the fish see the line or not? What about the leader?"
You remember reading somewhere about two guys,
one using a hot pink line and another casting a
dull green one. The dull line out fishing the
pink by a lot. But, did they switch back and
forth, how fair was the test? Did they change
places? Who knows. You take another shot at it.
"If the line is in the air and outside his window
it shouldn't make any difference what the color
is. If it passes over the window then it should
be a light color, bluish or such resembling the
sky. If a fish is looking up he will see a dark
thing against the sky easier than a light colored
"Ya, then why doesn't that work down here? We all
use drab lines and they are the best."
You are getting a bit tired of all of this, after
all you only were trying to help the new guy. The
fellow down-under is sure convinced and there must
be something to it and you have never been there.
Might be a good idea to leave that idea alone. So
back to your original thoughts on line color.
"New guy, up here in the states, we mostly use two
colors of lines, bright for floaters and dull or
clear for sinking. The bright colors make it easier
for us to see the lines and that seems to be what
most of us want. Try not to cast your line directly
above the trout, try to keep the line from landing
on him and try to cast so the leader is the only

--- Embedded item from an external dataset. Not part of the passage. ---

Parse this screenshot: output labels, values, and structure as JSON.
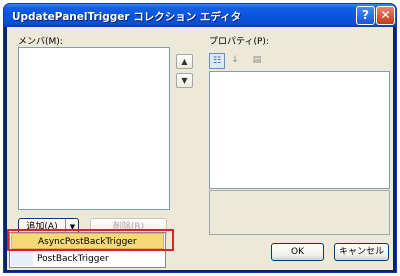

thing that gets near him.
And one more thing.
Buy what ever color line you want; I have no damn idea." ~ James Castwell